An up-to-date and validly executed Will is the only way you can determine how your wealth and assets are distributed when you are gone. However, surveys indicate that only around half of adults actually have a Will in place. If
The number of people enquiring about creating a Will has increased by 70 per cent since the UK began lockdown measures because of the coronavirus pandemic in March, according to research by the deVere Group.
The Government has indicated that it is considering reforms to probate legislation to accommodate the challenges of the coronavirus outbreak but has cautioned against any move to suspend the requirement for two independent witnesses, owing to the fraud risk.
There has been an increase in the number of people enquiring about making a Will since the UK’s Stay at Home measures were announced last month, limiting the circumstances in which any of us can leave our homes.
The current coronavirus outbreak is an obvious concern for many, and the unfortunate reality of the situation is that some of those people who will die as a result of the virus will not have made a Will.
Nearly half of homeowners in the UK do not have a valid Will, a major study has revealed.
The sister and niece of a childless widow, who died in March 2016, have won a legal battle after alleging that she was coerced into writing a new Will on her hospital bed.
Many couples who are planning a wedding in 2020 and beyond will be busy booking the venue, organising the photographer and perhaps even writing personalised vows to each other. But in the build up to the big day, one important
The Government has announced a £20,000 increase in the statutory legacy figure – the amount of an estate that will automatically be passed to a surviving spouse or civil partner where there is no valid Will in place and where

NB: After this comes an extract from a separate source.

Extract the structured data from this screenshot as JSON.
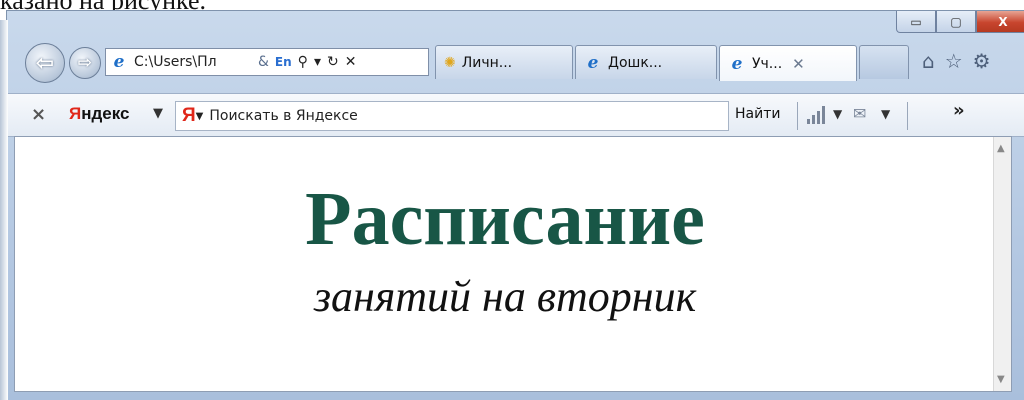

A 77-year-old man who was left out of his father’s £2.4 million Will because he was an “unwanted war baby” has been awarded a share of the estate by the High Court.